Lehman Brothers Holdings Inc bondholders filed a rival plan to parcel out the bank's estimated $58 billion in assets in the largest U.S. bankruptcy reorganization on record.
Hedge fund Paulson & Co, the California Public Employees' Retirement System (Calpers) and other bondholders that filed the plan on Wednesday said the reorganization proposal offered by Lehman in March favored large banks over other creditors.
The bondholder plan, filed with a U.S. bankruptcy court in Manhattan, would combine the claims and assets of Lehman's various units and pay creditors from a single pool. Lehman's plan would treat each entity separately, allotting payouts to creditors from the entity that owed them money.
We believe Lehman Brothers Holdings Inc bondholders are treated unfairly under the debtor's plan -- which largely benefits large banks engaged in risky derivatives business, and foreign administrators -- and we want a fair outcome for all stakeholders, Calpers, the largest U.S. pension fund, said in a statement.
Paulson & Co, a hedge fund led by billionaire John Paulson, is the largest bondholder in the group. The group said Lehman owes it $9.5 billion and other Lehman entities owe it $3 billion.
A spokesman for Paulson & Co declined comment.
LEHMAN TO FILE REVISED PLAN
Bryan Marsal, a restructuring specialist and Lehman's chief executive, said in September he hoped to file a revised plan by the end of this year and seek approval of the plan by the first quarter of 2011.
The Lehman Chapter 11 cases are highly complex and because of the interconnected nature of the Lehman enterprise, the formulation of a consensual Chapter 11 plan has been extremely difficult, Lehman said in a statement after the bondholder filing.
The debtors are optimistic that, based upon the negotiations that have occurred, a consensual plan supported by major stakeholders will be filed shortly, Lehman said.
Bondholders hope that their ideas will be incorporated into Lehman's revised plan, a person familiar with the bondholder plan said.
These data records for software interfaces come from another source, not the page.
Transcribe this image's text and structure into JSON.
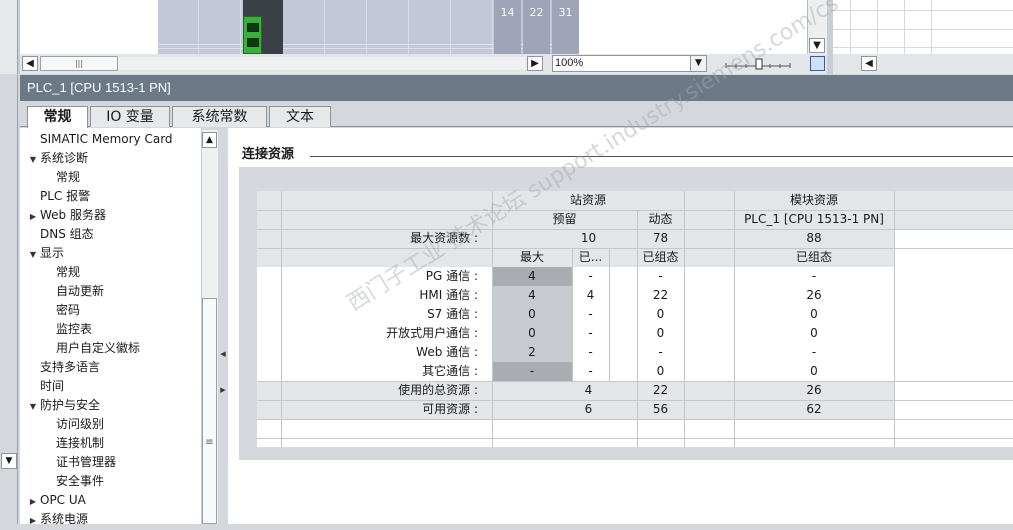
{
  "top_view": {
    "slot_numbers": [
      "14",
      "22",
      "31"
    ],
    "zoom_level": "100%"
  },
  "inspector": {
    "title": "PLC_1 [CPU 1513-1 PN]",
    "tabs": [
      {
        "label": "常规",
        "active": true
      },
      {
        "label": "IO 变量",
        "active": false
      },
      {
        "label": "系统常数",
        "active": false
      },
      {
        "label": "文本",
        "active": false
      }
    ]
  },
  "nav": {
    "items": [
      {
        "label": "SIMATIC Memory Card",
        "level": 0,
        "arrow": ""
      },
      {
        "label": "系统诊断",
        "level": 0,
        "arrow": "down"
      },
      {
        "label": "常规",
        "level": 1,
        "arrow": ""
      },
      {
        "label": "PLC 报警",
        "level": 0,
        "arrow": ""
      },
      {
        "label": "Web 服务器",
        "level": 0,
        "arrow": "right"
      },
      {
        "label": "DNS 组态",
        "level": 0,
        "arrow": ""
      },
      {
        "label": "显示",
        "level": 0,
        "arrow": "down"
      },
      {
        "label": "常规",
        "level": 1,
        "arrow": ""
      },
      {
        "label": "自动更新",
        "level": 1,
        "arrow": ""
      },
      {
        "label": "密码",
        "level": 1,
        "arrow": ""
      },
      {
        "label": "监控表",
        "level": 1,
        "arrow": ""
      },
      {
        "label": "用户自定义徽标",
        "level": 1,
        "arrow": ""
      },
      {
        "label": "支持多语言",
        "level": 0,
        "arrow": ""
      },
      {
        "label": "时间",
        "level": 0,
        "arrow": ""
      },
      {
        "label": "防护与安全",
        "level": 0,
        "arrow": "down"
      },
      {
        "label": "访问级别",
        "level": 1,
        "arrow": ""
      },
      {
        "label": "连接机制",
        "level": 1,
        "arrow": ""
      },
      {
        "label": "证书管理器",
        "level": 1,
        "arrow": ""
      },
      {
        "label": "安全事件",
        "level": 1,
        "arrow": ""
      },
      {
        "label": "OPC UA",
        "level": 0,
        "arrow": "right"
      },
      {
        "label": "系统电源",
        "level": 0,
        "arrow": "right"
      }
    ]
  },
  "section": {
    "title": "连接资源"
  },
  "resources": {
    "header_station": "站资源",
    "header_module": "模块资源",
    "sub_reserved": "预留",
    "sub_dynamic": "动态",
    "sub_module_name": "PLC_1 [CPU 1513-1 PN]",
    "max_label": "最大资源数 :",
    "max_reserved": "10",
    "max_dynamic": "78",
    "max_module": "88",
    "col_max": "最大",
    "col_used": "已...",
    "col_configured": "已组态",
    "col_module_configured": "已组态",
    "rows": [
      {
        "label": "PG 通信 :",
        "max": "4",
        "used": "-",
        "dynamic": "-",
        "module": "-"
      },
      {
        "label": "HMI 通信 :",
        "max": "4",
        "used": "4",
        "dynamic": "22",
        "module": "26"
      },
      {
        "label": "S7 通信 :",
        "max": "0",
        "used": "-",
        "dynamic": "0",
        "module": "0"
      },
      {
        "label": "开放式用户通信 :",
        "max": "0",
        "used": "-",
        "dynamic": "0",
        "module": "0"
      },
      {
        "label": "Web 通信 :",
        "max": "2",
        "used": "-",
        "dynamic": "-",
        "module": "-"
      },
      {
        "label": "其它通信 :",
        "max": "-",
        "used": "-",
        "dynamic": "0",
        "module": "0"
      }
    ],
    "total_label": "使用的总资源 :",
    "total_used": "4",
    "total_dynamic": "22",
    "total_module": "26",
    "avail_label": "可用资源 :",
    "avail_used": "6",
    "avail_dynamic": "56",
    "avail_module": "62"
  },
  "watermark": "西门子工业 技术论坛 support.industry.siemens.com/cs"
}
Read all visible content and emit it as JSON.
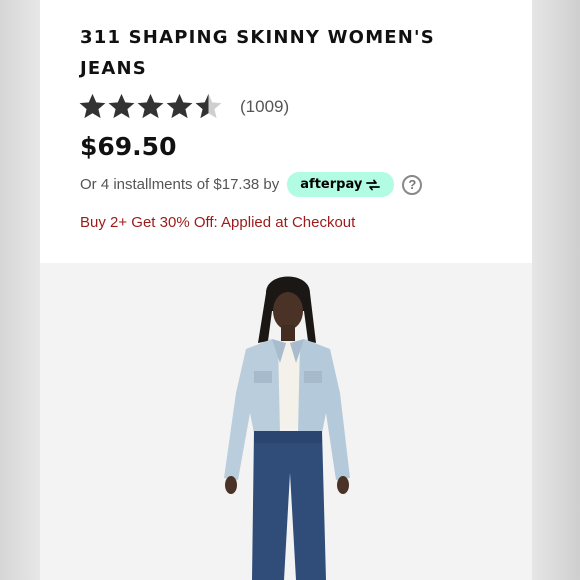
{
  "product": {
    "title": "311 SHAPING SKINNY WOMEN'S JEANS",
    "rating": 4.5,
    "rating_max": 5,
    "review_count": "(1009)",
    "price": "$69.50",
    "installments_text": "Or 4 installments of $17.38 by",
    "afterpay_label": "afterpay",
    "help_symbol": "?",
    "promo": "Buy 2+ Get 30% Off: Applied at Checkout"
  },
  "colors": {
    "star": "#333333",
    "star_empty": "#cfcfcf",
    "promo": "#9b1b1b",
    "afterpay_bg": "#b2fce4"
  },
  "icons": [
    "star-icon",
    "afterpay-arrows-icon",
    "help-icon"
  ]
}
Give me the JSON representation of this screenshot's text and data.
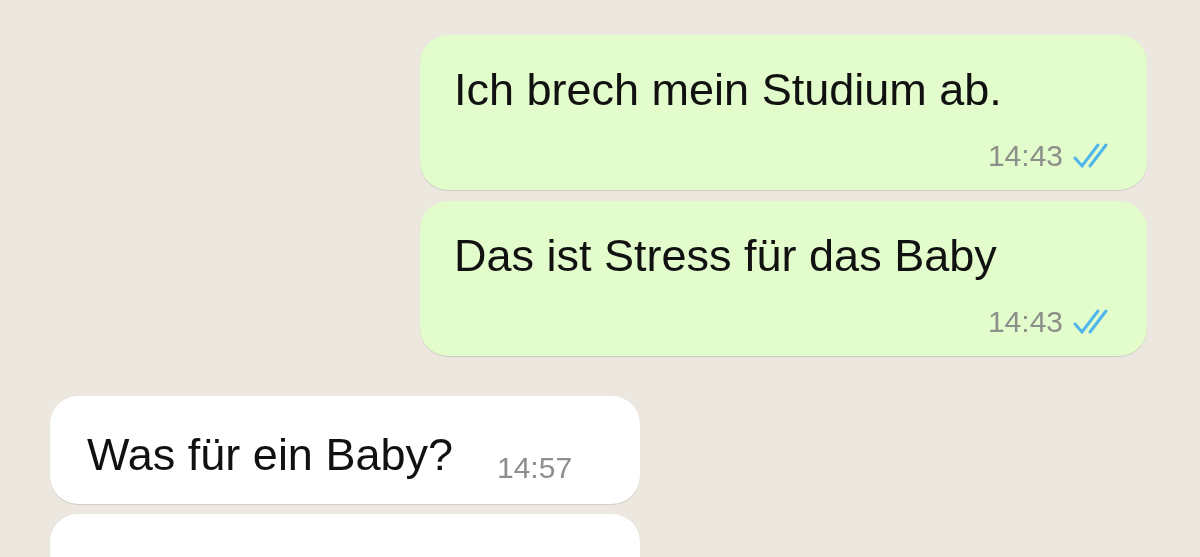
{
  "messages": [
    {
      "kind": "outgoing",
      "text": "Ich brech mein Studium ab.",
      "time": "14:43",
      "read": true
    },
    {
      "kind": "outgoing",
      "text": "Das ist Stress für das Baby",
      "time": "14:43",
      "read": true
    },
    {
      "kind": "incoming",
      "text": "Was für ein Baby?",
      "time": "14:57"
    },
    {
      "kind": "incoming"
    }
  ]
}
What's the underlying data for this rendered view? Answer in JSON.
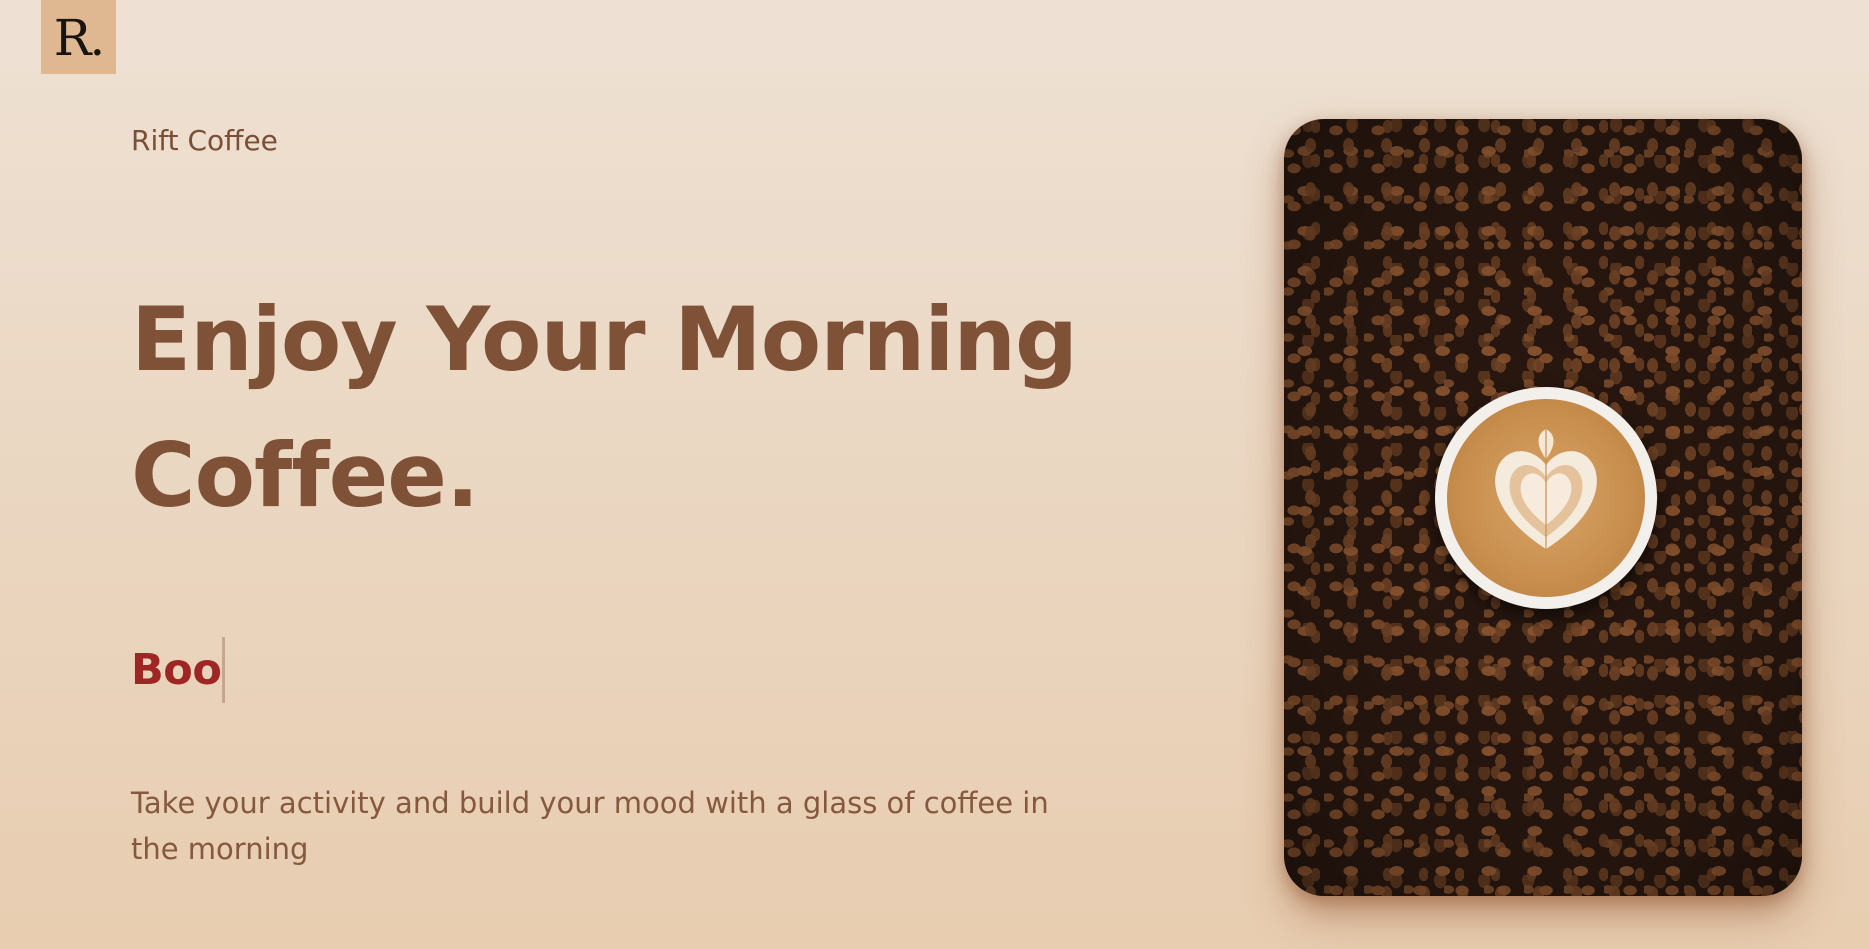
{
  "logo": {
    "text": "R."
  },
  "brand": {
    "name": "Rift Coffee"
  },
  "hero": {
    "headline": "Enjoy Your Morning Coffee.",
    "typed_text": "Boo",
    "description": "Take your activity and build your mood with a glass of coffee in the morning"
  },
  "image": {
    "subject": "latte art cup on coffee beans",
    "icon": "coffee-cup-icon"
  },
  "colors": {
    "background": "#eee1d4",
    "logo_bg": "#dfb790",
    "text_brown": "#7f5237",
    "typed_accent": "#9e2725"
  }
}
If not, the matter would likely be put to a vote of Lehman creditors next year, the person said.
San Mateo, California, part of the bondholder group, invested about $155 million in Lehman bonds and had to lay off teachers and scrap plans for new classrooms because of losses it suffered, said John Beiers, a lawyer for the county.
When Lehman filed for bankruptcy, $155 million of taxpayer money vanished, and now Lehman is trying to burn taxpayers again by suggesting an unreasonably, irrationally low recovery, he said.
$1.2 TRILLION CLAIMS FILED
Lehman Brothers has said its plan was a compromise that tried to balance competing interests. About $1.2 trillion in claims were filed against Lehman following its collapse during the global financial crisis in September 2008.
Lehman has said it expects total allowed claims to be less than $400 billion, however.
Under Lehman's original plan, some of the largest payouts would go to creditors of Lehman Brothers Special Financing Inc, the company's derivatives unit. As of April, derivative creditors included Deutsche Bank and units of Bank of America, Goldman Sachs, Morgan Stanley and Credit Suisse, among others.
Derivatives creditors would receive about 38.8 cents on the dollar under Lehman's plan, while senior bondholders of the parent company would recover about 17.4 cents.
The competing bondholder plan would boost bondholders' payouts to 24.5 cents on the dollar, while derivatives creditors would receive 25.7 cents.
Bondholders argued that assets and claims should be consolidated because creditors lent money to Lehman as a single entity, not as separate units. They also said Lehman's plan would spur litigation because of disputes over ownership of assets.
The case is in Re: Lehman Brothers Holdings Inc., U.S. Bankruptcy Court, Southern District of New York, No. 08-13555.
(Reporting by Dena Aubin. Additional reporting by Dan Levine. Editing by Robert MacMillan)